Given my TV's aspect ration is 4:3, that's how I have my DVD player set. Switching it to 16:9 mode yielded better results, though not perfect ones, depending on your point of view. Recording from a 16:9 source to WQVGA eliminated the odd cropping, but the 2.35:1 was stretched vertically to fill the 16:9 frame - the classic anamorphic look. My TV can operate in quasi-16:9 mode, and setting it so immediately produced a correct-ratio picture, but as the MPEG 4 file was encoded in anamorphic form, viewing the MPEG 4 file on a computer gave me just the stretched picture. A 16:9 ratio DVD looked less stretched but suffered from some cropping.
Cropped or stretched? Ultimately, it's up to you and how the video looks on your preferred playback device. WQVA produces or eliminates the letterbox look, but you risk losing some of the frame and/or getting a stretched picture.
If that sounds more of a problem than a solution, it's worth bearing in mind that it digitises in real time.

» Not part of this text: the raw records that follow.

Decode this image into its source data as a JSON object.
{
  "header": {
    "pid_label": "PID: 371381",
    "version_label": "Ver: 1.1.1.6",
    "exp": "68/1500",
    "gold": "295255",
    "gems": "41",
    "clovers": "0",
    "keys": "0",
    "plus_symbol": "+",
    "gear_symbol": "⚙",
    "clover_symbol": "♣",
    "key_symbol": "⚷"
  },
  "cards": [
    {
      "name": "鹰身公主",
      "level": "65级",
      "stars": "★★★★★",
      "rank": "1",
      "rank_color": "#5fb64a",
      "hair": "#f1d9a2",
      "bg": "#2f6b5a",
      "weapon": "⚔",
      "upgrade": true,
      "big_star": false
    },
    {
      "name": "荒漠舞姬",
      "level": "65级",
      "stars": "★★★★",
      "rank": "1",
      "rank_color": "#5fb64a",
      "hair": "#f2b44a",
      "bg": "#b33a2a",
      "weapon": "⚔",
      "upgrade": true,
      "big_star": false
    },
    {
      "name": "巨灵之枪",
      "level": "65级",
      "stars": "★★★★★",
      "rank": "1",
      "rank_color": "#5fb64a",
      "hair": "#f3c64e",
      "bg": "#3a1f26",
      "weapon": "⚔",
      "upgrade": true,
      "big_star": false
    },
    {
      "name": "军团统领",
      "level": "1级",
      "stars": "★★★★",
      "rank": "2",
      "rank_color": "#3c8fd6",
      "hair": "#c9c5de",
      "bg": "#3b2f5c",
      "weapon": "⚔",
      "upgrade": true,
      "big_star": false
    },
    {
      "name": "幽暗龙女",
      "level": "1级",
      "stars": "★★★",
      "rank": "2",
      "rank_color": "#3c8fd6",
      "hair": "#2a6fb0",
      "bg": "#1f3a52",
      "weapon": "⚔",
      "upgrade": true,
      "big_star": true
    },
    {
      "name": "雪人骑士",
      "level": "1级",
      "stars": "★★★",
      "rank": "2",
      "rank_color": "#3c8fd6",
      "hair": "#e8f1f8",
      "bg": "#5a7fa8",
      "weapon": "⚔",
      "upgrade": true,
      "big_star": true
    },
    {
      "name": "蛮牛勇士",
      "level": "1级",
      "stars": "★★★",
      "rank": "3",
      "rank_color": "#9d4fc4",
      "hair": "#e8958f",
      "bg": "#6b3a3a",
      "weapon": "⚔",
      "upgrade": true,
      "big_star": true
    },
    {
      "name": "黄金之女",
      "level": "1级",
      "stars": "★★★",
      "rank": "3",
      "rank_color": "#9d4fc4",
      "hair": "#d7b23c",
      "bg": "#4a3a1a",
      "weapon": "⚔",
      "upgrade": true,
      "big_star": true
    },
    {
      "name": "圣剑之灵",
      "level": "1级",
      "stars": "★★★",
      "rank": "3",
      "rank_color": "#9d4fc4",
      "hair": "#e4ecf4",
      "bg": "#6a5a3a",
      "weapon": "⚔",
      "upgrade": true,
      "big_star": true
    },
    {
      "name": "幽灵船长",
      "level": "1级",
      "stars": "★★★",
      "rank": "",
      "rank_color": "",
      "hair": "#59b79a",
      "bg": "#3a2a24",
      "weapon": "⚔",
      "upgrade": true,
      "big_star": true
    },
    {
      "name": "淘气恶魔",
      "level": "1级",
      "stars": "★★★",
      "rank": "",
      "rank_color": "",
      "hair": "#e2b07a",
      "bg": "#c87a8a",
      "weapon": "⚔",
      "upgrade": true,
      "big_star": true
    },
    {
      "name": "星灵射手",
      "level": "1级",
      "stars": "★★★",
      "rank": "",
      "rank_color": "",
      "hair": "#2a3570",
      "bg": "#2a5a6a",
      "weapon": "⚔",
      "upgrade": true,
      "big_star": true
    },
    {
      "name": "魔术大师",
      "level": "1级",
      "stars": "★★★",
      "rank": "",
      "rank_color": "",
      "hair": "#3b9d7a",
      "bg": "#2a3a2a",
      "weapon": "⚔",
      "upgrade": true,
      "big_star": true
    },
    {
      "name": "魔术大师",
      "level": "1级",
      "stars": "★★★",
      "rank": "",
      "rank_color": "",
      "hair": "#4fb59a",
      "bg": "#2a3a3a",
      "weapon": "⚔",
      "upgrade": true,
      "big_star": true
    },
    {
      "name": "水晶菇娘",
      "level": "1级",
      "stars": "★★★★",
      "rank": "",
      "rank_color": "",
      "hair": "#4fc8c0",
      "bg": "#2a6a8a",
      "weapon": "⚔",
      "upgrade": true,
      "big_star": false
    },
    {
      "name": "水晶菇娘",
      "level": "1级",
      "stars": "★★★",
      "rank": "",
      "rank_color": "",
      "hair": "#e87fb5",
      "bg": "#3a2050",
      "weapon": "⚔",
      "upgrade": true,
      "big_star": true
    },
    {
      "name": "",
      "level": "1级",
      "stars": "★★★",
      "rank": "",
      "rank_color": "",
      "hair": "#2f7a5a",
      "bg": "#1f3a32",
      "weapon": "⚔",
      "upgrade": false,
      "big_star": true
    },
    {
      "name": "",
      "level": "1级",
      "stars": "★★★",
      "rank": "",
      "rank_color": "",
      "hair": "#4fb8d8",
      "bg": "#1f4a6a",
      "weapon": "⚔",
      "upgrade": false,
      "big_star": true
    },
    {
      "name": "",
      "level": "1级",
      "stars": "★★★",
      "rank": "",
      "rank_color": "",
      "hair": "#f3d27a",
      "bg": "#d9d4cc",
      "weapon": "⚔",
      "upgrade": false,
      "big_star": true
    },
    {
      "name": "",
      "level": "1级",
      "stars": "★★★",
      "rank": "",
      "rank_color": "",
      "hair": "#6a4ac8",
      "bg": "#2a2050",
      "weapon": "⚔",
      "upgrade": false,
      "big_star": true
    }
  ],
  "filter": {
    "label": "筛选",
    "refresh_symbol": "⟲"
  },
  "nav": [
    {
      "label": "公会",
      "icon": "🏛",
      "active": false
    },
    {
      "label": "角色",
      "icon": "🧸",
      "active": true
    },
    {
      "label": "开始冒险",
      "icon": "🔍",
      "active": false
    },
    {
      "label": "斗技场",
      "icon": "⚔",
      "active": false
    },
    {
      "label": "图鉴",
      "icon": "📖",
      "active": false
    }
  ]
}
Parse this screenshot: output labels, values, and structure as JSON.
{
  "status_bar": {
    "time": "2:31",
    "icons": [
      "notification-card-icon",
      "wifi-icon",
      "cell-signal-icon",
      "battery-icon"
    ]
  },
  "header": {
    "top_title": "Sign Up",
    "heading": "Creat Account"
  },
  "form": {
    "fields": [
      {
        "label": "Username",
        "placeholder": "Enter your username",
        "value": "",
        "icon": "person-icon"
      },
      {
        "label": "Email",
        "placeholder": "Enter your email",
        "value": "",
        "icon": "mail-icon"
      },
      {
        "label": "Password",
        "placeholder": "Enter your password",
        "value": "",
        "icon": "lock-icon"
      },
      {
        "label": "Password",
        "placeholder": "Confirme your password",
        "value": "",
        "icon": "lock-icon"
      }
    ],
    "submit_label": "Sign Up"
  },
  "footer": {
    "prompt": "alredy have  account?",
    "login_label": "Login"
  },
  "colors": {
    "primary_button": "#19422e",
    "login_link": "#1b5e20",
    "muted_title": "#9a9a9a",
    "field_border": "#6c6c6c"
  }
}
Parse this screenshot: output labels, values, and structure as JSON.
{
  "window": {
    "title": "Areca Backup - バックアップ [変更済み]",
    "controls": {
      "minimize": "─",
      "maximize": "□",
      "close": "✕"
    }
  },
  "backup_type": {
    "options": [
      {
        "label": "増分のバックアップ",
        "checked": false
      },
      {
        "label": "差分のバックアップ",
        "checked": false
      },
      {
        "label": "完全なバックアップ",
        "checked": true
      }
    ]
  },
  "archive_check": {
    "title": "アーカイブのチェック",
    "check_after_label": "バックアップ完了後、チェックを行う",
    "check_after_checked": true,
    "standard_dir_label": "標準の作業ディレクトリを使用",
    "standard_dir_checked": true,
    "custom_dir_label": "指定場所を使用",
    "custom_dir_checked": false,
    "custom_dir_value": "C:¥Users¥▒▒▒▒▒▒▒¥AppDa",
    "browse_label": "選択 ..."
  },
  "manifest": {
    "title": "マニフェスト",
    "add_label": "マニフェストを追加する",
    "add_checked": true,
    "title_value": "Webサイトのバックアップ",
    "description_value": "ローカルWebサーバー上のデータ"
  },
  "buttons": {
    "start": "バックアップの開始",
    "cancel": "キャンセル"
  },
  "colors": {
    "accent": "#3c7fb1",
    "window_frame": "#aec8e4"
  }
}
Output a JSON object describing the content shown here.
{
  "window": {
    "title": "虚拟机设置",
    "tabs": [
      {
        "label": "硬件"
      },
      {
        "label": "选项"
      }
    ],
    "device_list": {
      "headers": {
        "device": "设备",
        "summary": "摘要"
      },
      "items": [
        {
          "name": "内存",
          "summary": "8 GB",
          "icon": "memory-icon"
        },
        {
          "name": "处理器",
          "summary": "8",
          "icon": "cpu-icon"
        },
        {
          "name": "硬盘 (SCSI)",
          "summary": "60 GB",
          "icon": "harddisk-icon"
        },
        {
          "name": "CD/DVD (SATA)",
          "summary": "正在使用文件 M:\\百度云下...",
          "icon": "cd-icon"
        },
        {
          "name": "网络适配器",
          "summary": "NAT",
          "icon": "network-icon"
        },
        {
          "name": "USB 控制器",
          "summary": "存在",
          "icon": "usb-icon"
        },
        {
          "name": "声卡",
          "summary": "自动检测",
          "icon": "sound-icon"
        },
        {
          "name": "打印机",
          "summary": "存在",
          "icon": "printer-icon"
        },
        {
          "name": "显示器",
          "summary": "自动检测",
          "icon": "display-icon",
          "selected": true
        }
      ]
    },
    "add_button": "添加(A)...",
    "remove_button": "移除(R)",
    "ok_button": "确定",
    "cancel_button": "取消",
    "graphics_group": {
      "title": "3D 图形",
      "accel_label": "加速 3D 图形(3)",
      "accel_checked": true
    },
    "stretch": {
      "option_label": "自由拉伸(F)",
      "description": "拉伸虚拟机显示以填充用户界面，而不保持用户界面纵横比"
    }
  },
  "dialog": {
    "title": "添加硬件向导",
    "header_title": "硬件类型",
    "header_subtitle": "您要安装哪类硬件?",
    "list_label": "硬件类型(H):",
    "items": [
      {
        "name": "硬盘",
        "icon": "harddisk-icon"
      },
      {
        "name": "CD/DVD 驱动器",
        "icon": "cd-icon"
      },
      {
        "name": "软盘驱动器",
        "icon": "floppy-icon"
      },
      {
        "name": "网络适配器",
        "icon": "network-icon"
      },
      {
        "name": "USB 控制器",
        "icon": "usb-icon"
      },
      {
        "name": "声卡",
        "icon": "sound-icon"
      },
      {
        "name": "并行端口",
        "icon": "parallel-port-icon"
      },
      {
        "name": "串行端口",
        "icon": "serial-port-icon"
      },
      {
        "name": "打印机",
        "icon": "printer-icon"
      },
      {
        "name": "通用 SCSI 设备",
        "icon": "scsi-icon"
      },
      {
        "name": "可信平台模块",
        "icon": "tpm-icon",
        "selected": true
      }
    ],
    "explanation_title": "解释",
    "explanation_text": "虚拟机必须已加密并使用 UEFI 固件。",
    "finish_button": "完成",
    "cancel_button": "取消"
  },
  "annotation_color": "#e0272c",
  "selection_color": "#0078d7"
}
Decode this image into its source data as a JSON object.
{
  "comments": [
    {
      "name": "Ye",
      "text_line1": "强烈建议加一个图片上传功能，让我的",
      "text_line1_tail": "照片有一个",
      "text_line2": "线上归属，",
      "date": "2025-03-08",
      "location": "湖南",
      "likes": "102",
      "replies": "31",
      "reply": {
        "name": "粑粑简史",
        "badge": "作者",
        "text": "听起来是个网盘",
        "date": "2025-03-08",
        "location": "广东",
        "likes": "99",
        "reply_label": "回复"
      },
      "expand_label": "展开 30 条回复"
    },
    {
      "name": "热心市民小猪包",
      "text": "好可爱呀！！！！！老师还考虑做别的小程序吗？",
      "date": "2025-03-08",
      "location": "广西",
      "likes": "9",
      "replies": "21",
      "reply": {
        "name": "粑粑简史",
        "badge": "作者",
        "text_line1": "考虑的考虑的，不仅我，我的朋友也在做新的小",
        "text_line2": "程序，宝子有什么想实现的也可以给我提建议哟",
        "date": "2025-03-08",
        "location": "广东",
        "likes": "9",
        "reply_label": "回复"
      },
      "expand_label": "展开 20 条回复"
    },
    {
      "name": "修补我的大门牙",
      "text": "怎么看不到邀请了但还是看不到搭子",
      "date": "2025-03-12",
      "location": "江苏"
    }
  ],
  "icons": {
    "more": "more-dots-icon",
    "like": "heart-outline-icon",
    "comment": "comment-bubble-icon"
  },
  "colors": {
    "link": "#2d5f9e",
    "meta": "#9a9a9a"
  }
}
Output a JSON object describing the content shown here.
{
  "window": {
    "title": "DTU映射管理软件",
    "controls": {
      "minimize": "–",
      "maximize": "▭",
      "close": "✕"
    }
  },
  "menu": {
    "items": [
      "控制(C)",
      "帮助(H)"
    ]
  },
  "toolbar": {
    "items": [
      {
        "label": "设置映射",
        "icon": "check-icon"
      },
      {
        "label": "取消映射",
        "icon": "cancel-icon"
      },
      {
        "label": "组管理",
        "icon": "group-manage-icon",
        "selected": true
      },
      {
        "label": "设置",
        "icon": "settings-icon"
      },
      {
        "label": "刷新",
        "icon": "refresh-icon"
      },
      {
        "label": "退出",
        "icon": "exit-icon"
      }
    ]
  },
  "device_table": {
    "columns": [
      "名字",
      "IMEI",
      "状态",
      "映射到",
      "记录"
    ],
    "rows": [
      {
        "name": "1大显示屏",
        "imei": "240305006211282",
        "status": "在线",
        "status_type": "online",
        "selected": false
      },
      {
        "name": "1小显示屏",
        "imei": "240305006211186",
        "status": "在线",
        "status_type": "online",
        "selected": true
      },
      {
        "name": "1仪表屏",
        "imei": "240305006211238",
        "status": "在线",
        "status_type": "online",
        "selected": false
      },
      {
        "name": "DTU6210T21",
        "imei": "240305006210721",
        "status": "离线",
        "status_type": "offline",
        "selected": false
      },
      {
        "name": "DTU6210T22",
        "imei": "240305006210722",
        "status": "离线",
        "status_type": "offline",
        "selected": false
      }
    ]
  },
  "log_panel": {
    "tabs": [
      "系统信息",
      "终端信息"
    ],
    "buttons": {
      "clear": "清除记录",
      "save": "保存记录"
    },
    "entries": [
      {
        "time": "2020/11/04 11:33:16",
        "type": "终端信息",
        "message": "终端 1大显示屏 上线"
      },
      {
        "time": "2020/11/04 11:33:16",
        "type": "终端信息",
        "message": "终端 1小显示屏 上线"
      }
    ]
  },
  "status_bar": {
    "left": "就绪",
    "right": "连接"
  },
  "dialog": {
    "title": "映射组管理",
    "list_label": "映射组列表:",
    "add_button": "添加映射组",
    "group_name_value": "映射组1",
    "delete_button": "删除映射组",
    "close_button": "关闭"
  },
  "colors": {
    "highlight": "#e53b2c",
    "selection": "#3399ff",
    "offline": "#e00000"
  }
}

Re-encoding a DVD for playback on a mobile device is typically a two-stage process - rip the disc then re-encode the MPEG 2 files - and while it might be a quick process for anyone using a top-of-the-range system, for the rest of us it can be a chore, or something you need to leave running overnight. My system's just under three years old, and while ripping a DVD doesn't take long, converting it to MPEG 4 does. By contrast, with the MPEG 4 Recorder I can record a DVD while I'm watching it. And 'tape' TV shows, too - and for $150, it won't take long to save what I might have spent downloading programmes from iTunes.
As before, Neuros bundles Ulead's VideoToolbox, which provides a handy way of converting MPEG 4 files to other formats and some basic splicing and stitching tools. You'll also find a copy of the open source Core Media Player for Windows Mobile and Palm OS devices: a good move, and an improvement on the previous version which effectively left PDA users - Palm fans in particular - hunting around for something that would play video they'd sync'd across.
Neuros' MPEG 4 Recorder was a great product for getting movies and TV shows onto a PDA, and the Recorder 2, with its more widely supported video and audio codecs, PSP-friendly encoding settings, and near-DVD quality TV recording, is a big step forward. It's still not the last word in PVRs, of course, but the new version does a better job than its predecessor.
It's a shame Neuros felt it necessary to drop the unit's USB 2.0 support, particularly since the unit's support for the iPod video format puts Mac and PC connectivity at a premium. Fortunately, USB-based card readers are very cheap these days, but it's still a disappointing omission.
PSP users will be less concerned about that than owners of other mobile devices, and for them the MPEG 4 Recorder 2 costs less than eight pre-recorded UMDs, always a galling purchase when you own the content in other forms, such as DVD. The same goes for anyone who has a fifth-generation iPod - users benefit too. And it also makes a pretty decent VCR replacement. ®